● EXERCISE DETAILS
Each entry below is to be given again word for word, with no pictures.

(Data records for software interfaces)
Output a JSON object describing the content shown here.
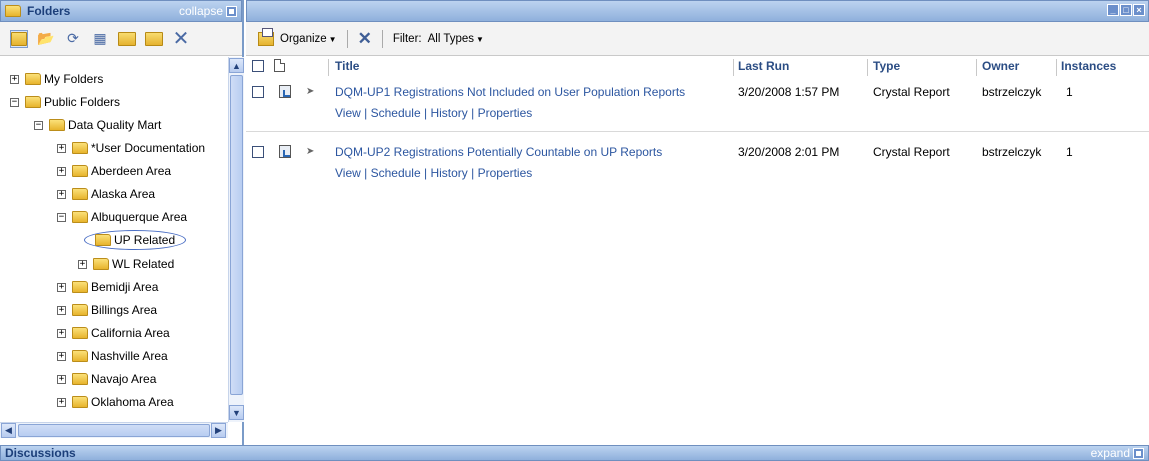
{
  "left_panel": {
    "title": "Folders",
    "collapse_label": "collapse",
    "tree": [
      {
        "label": "My Folders",
        "toggle": "+",
        "depth": 0
      },
      {
        "label": "Public Folders",
        "toggle": "−",
        "depth": 0
      },
      {
        "label": "Data Quality Mart",
        "toggle": "−",
        "depth": 1
      },
      {
        "label": "*User Documentation",
        "toggle": "+",
        "depth": 2
      },
      {
        "label": "Aberdeen Area",
        "toggle": "+",
        "depth": 2
      },
      {
        "label": "Alaska Area",
        "toggle": "+",
        "depth": 2
      },
      {
        "label": "Albuquerque Area",
        "toggle": "−",
        "depth": 2
      },
      {
        "label": "UP Related",
        "toggle": "",
        "depth": 3,
        "selected": true
      },
      {
        "label": "WL Related",
        "toggle": "+",
        "depth": 3
      },
      {
        "label": "Bemidji Area",
        "toggle": "+",
        "depth": 2
      },
      {
        "label": "Billings Area",
        "toggle": "+",
        "depth": 2
      },
      {
        "label": "California Area",
        "toggle": "+",
        "depth": 2
      },
      {
        "label": "Nashville Area",
        "toggle": "+",
        "depth": 2
      },
      {
        "label": "Navajo Area",
        "toggle": "+",
        "depth": 2
      },
      {
        "label": "Oklahoma Area",
        "toggle": "+",
        "depth": 2
      }
    ]
  },
  "toolbar": {
    "organize_label": "Organize",
    "filter_label": "Filter:",
    "filter_value": "All Types"
  },
  "table": {
    "columns": [
      "Title",
      "Last Run",
      "Type",
      "Owner",
      "Instances"
    ],
    "rows": [
      {
        "title": "DQM-UP1 Registrations Not Included on User Population Reports",
        "last_run": "3/20/2008 1:57 PM",
        "type": "Crystal Report",
        "owner": "bstrzelczyk",
        "instances": "1",
        "actions": [
          "View",
          "Schedule",
          "History",
          "Properties"
        ]
      },
      {
        "title": "DQM-UP2 Registrations Potentially Countable on UP Reports",
        "last_run": "3/20/2008 2:01 PM",
        "type": "Crystal Report",
        "owner": "bstrzelczyk",
        "instances": "1",
        "actions": [
          "View",
          "Schedule",
          "History",
          "Properties"
        ]
      }
    ]
  },
  "bottom_panel": {
    "title": "Discussions",
    "expand_label": "expand"
  }
}
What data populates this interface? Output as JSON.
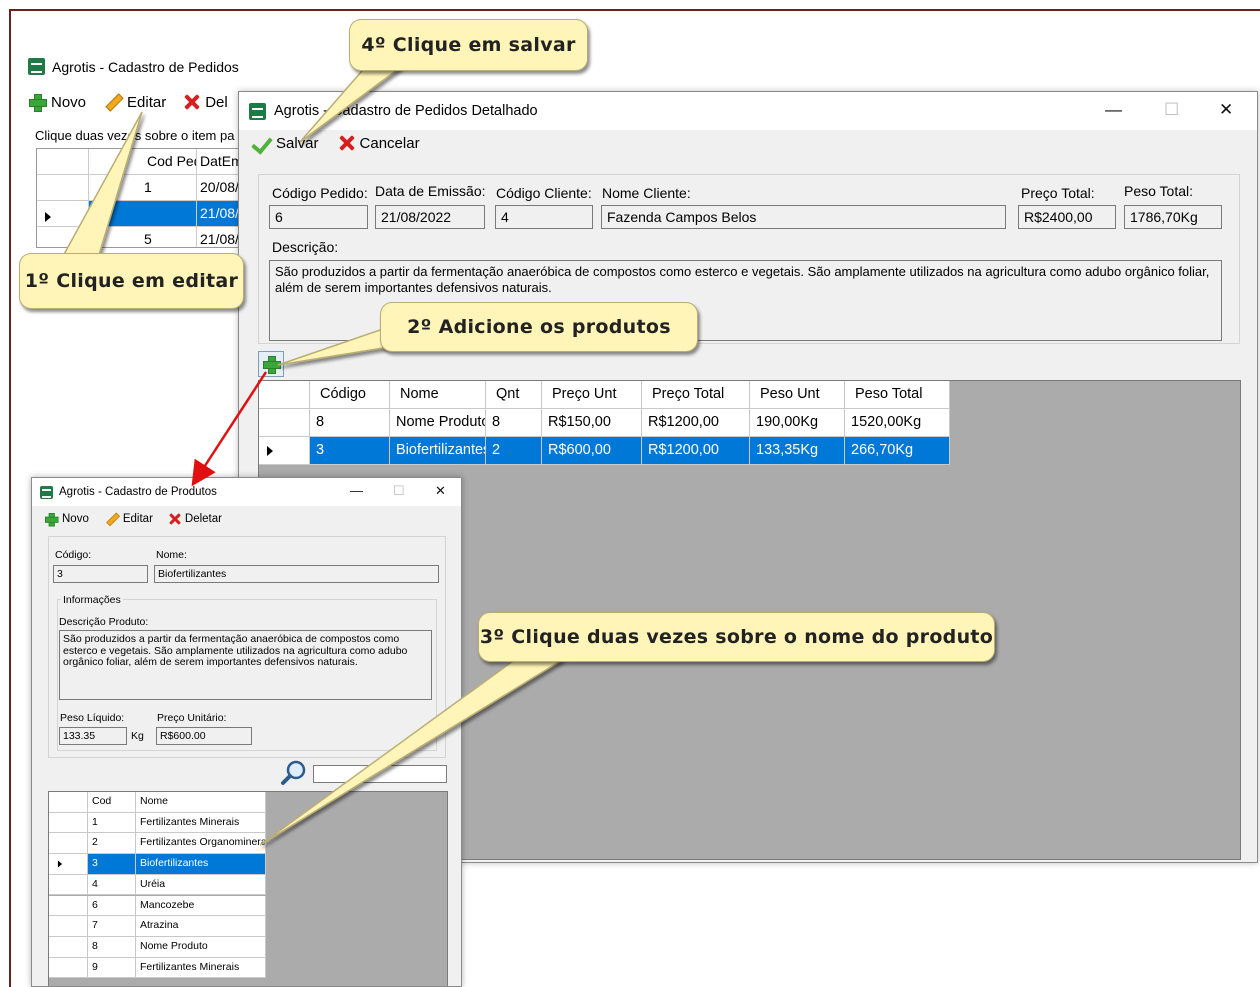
{
  "window_main": {
    "title": "Agrotis - Cadastro de Pedidos",
    "toolbar": {
      "new_label": "Novo",
      "edit_label": "Editar",
      "delete_label": "Del"
    },
    "hint": "Clique duas vezes sobre o item pa",
    "grid": {
      "headers": [
        "",
        "Cod Pedido",
        "DatEm"
      ],
      "rows": [
        {
          "cod": "1",
          "date": "20/08/"
        },
        {
          "cod": "",
          "date": "21/08/"
        },
        {
          "cod": "5",
          "date": "21/08/"
        }
      ]
    }
  },
  "window_order": {
    "title": "Agrotis - Cadastro de Pedidos Detalhado",
    "toolbar": {
      "save_label": "Salvar",
      "cancel_label": "Cancelar"
    },
    "labels": {
      "order_code": "Código Pedido:",
      "issue_date": "Data de Emissão:",
      "client_code": "Código Cliente:",
      "client_name": "Nome Cliente:",
      "total_price": "Preço Total:",
      "total_weight": "Peso Total:",
      "description": "Descrição:"
    },
    "values": {
      "order_code": "6",
      "issue_date": "21/08/2022",
      "client_code": "4",
      "client_name": "Fazenda Campos Belos",
      "total_price": "R$2400,00",
      "total_weight": "1786,70Kg",
      "description": "São produzidos a partir da fermentação anaeróbica de compostos como esterco e vegetais. São amplamente utilizados na agricultura como adubo orgânico foliar, além de serem importantes defensivos naturais."
    },
    "grid": {
      "headers": [
        "Código",
        "Nome",
        "Qnt",
        "Preço Unt",
        "Preço Total",
        "Peso Unt",
        "Peso Total"
      ],
      "rows": [
        [
          "8",
          "Nome Produto",
          "8",
          "R$150,00",
          "R$1200,00",
          "190,00Kg",
          "1520,00Kg"
        ],
        [
          "3",
          "Biofertilizantes",
          "2",
          "R$600,00",
          "R$1200,00",
          "133,35Kg",
          "266,70Kg"
        ]
      ],
      "selected_row": 1
    }
  },
  "window_product": {
    "title": "Agrotis - Cadastro de Produtos",
    "toolbar": {
      "new_label": "Novo",
      "edit_label": "Editar",
      "delete_label": "Deletar"
    },
    "labels": {
      "code": "Código:",
      "name": "Nome:",
      "info_group": "Informações",
      "description": "Descrição Produto:",
      "net_weight": "Peso Líquido:",
      "unit": "Kg",
      "unit_price": "Preço Unitário:"
    },
    "values": {
      "code": "3",
      "name": "Biofertilizantes",
      "description": "São produzidos a partir da fermentação anaeróbica de compostos como esterco e vegetais. São amplamente utilizados na agricultura como adubo orgânico foliar, além de serem importantes defensivos naturais.",
      "net_weight": "133.35",
      "unit_price": "R$600.00",
      "search": ""
    },
    "grid": {
      "headers": [
        "Cod",
        "Nome"
      ],
      "rows": [
        [
          "1",
          "Fertilizantes Minerais"
        ],
        [
          "2",
          "Fertilizantes Organominerais"
        ],
        [
          "3",
          "Biofertilizantes"
        ],
        [
          "4",
          "Uréia"
        ],
        [
          "6",
          "Mancozebe"
        ],
        [
          "7",
          "Atrazina"
        ],
        [
          "8",
          "Nome Produto"
        ],
        [
          "9",
          "Fertilizantes Minerais"
        ]
      ],
      "selected_row": 2
    }
  },
  "callouts": {
    "step1": "1º Clique em editar",
    "step2": "2º Adicione os produtos",
    "step3": "3º Clique duas vezes sobre o nome do produto",
    "step4": "4º Clique em salvar"
  },
  "colors": {
    "selection": "#0078d7",
    "callout_bg": "#fff5b8",
    "arrow": "#e01010",
    "app_logo": "#1f7a45"
  },
  "icons": [
    "app-logo-icon",
    "plus-icon",
    "pencil-icon",
    "x-icon",
    "check-icon",
    "magnifier-icon",
    "minimize-icon",
    "maximize-icon",
    "close-icon",
    "row-pointer-icon"
  ]
}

● RESULT
Output a JSON object describing the content shown here.
{
  "left_panel": {
    "title": "Folders",
    "collapse_label": "collapse",
    "tree": [
      {
        "label": "My Folders",
        "toggle": "+",
        "depth": 0
      },
      {
        "label": "Public Folders",
        "toggle": "−",
        "depth": 0
      },
      {
        "label": "Data Quality Mart",
        "toggle": "−",
        "depth": 1
      },
      {
        "label": "*User Documentation",
        "toggle": "+",
        "depth": 2
      },
      {
        "label": "Aberdeen Area",
        "toggle": "+",
        "depth": 2
      },
      {
        "label": "Alaska Area",
        "toggle": "+",
        "depth": 2
      },
      {
        "label": "Albuquerque Area",
        "toggle": "−",
        "depth": 2
      },
      {
        "label": "UP Related",
        "toggle": "",
        "depth": 3,
        "selected": true
      },
      {
        "label": "WL Related",
        "toggle": "+",
        "depth": 3
      },
      {
        "label": "Bemidji Area",
        "toggle": "+",
        "depth": 2
      },
      {
        "label": "Billings Area",
        "toggle": "+",
        "depth": 2
      },
      {
        "label": "California Area",
        "toggle": "+",
        "depth": 2
      },
      {
        "label": "Nashville Area",
        "toggle": "+",
        "depth": 2
      },
      {
        "label": "Navajo Area",
        "toggle": "+",
        "depth": 2
      },
      {
        "label": "Oklahoma Area",
        "toggle": "+",
        "depth": 2
      }
    ]
  },
  "toolbar": {
    "organize_label": "Organize",
    "filter_label": "Filter:",
    "filter_value": "All Types"
  },
  "table": {
    "columns": [
      "Title",
      "Last Run",
      "Type",
      "Owner",
      "Instances"
    ],
    "rows": [
      {
        "title": "DQM-UP1 Registrations Not Included on User Population Reports",
        "last_run": "3/20/2008 1:57 PM",
        "type": "Crystal Report",
        "owner": "bstrzelczyk",
        "instances": "1",
        "actions": [
          "View",
          "Schedule",
          "History",
          "Properties"
        ]
      },
      {
        "title": "DQM-UP2 Registrations Potentially Countable on UP Reports",
        "last_run": "3/20/2008 2:01 PM",
        "type": "Crystal Report",
        "owner": "bstrzelczyk",
        "instances": "1",
        "actions": [
          "View",
          "Schedule",
          "History",
          "Properties"
        ]
      }
    ]
  },
  "bottom_panel": {
    "title": "Discussions",
    "expand_label": "expand"
  }
}
What data populates this interface? Output as JSON.
{
  "window_main": {
    "title": "Agrotis - Cadastro de Pedidos",
    "toolbar": {
      "new_label": "Novo",
      "edit_label": "Editar",
      "delete_label": "Del"
    },
    "hint": "Clique duas vezes sobre o item pa",
    "grid": {
      "headers": [
        "",
        "Cod Pedido",
        "DatEm"
      ],
      "rows": [
        {
          "cod": "1",
          "date": "20/08/"
        },
        {
          "cod": "",
          "date": "21/08/"
        },
        {
          "cod": "5",
          "date": "21/08/"
        }
      ]
    }
  },
  "window_order": {
    "title": "Agrotis - Cadastro de Pedidos Detalhado",
    "toolbar": {
      "save_label": "Salvar",
      "cancel_label": "Cancelar"
    },
    "labels": {
      "order_code": "Código Pedido:",
      "issue_date": "Data de Emissão:",
      "client_code": "Código Cliente:",
      "client_name": "Nome Cliente:",
      "total_price": "Preço Total:",
      "total_weight": "Peso Total:",
      "description": "Descrição:"
    },
    "values": {
      "order_code": "6",
      "issue_date": "21/08/2022",
      "client_code": "4",
      "client_name": "Fazenda Campos Belos",
      "total_price": "R$2400,00",
      "total_weight": "1786,70Kg",
      "description": "São produzidos a partir da fermentação anaeróbica de compostos como esterco e vegetais. São amplamente utilizados na agricultura como adubo orgânico foliar, além de serem importantes defensivos naturais."
    },
    "grid": {
      "headers": [
        "Código",
        "Nome",
        "Qnt",
        "Preço Unt",
        "Preço Total",
        "Peso Unt",
        "Peso Total"
      ],
      "rows": [
        [
          "8",
          "Nome Produto",
          "8",
          "R$150,00",
          "R$1200,00",
          "190,00Kg",
          "1520,00Kg"
        ],
        [
          "3",
          "Biofertilizantes",
          "2",
          "R$600,00",
          "R$1200,00",
          "133,35Kg",
          "266,70Kg"
        ]
      ],
      "selected_row": 1
    }
  },
  "window_product": {
    "title": "Agrotis - Cadastro de Produtos",
    "toolbar": {
      "new_label": "Novo",
      "edit_label": "Editar",
      "delete_label": "Deletar"
    },
    "labels": {
      "code": "Código:",
      "name": "Nome:",
      "info_group": "Informações",
      "description": "Descrição Produto:",
      "net_weight": "Peso Líquido:",
      "unit": "Kg",
      "unit_price": "Preço Unitário:"
    },
    "values": {
      "code": "3",
      "name": "Biofertilizantes",
      "description": "São produzidos a partir da fermentação anaeróbica de compostos como esterco e vegetais. São amplamente utilizados na agricultura como adubo orgânico foliar, além de serem importantes defensivos naturais.",
      "net_weight": "133.35",
      "unit_price": "R$600.00",
      "search": ""
    },
    "grid": {
      "headers": [
        "Cod",
        "Nome"
      ],
      "rows": [
        [
          "1",
          "Fertilizantes Minerais"
        ],
        [
          "2",
          "Fertilizantes Organominerais"
        ],
        [
          "3",
          "Biofertilizantes"
        ],
        [
          "4",
          "Uréia"
        ],
        [
          "6",
          "Mancozebe"
        ],
        [
          "7",
          "Atrazina"
        ],
        [
          "8",
          "Nome Produto"
        ],
        [
          "9",
          "Fertilizantes Minerais"
        ]
      ],
      "selected_row": 2
    }
  },
  "callouts": {
    "step1": "1º Clique em editar",
    "step2": "2º Adicione os produtos",
    "step3": "3º Clique duas vezes sobre o nome do produto",
    "step4": "4º Clique em salvar"
  },
  "colors": {
    "selection": "#0078d7",
    "callout_bg": "#fff5b8",
    "arrow": "#e01010",
    "app_logo": "#1f7a45"
  },
  "icons": [
    "app-logo-icon",
    "plus-icon",
    "pencil-icon",
    "x-icon",
    "check-icon",
    "magnifier-icon",
    "minimize-icon",
    "maximize-icon",
    "close-icon",
    "row-pointer-icon"
  ]
}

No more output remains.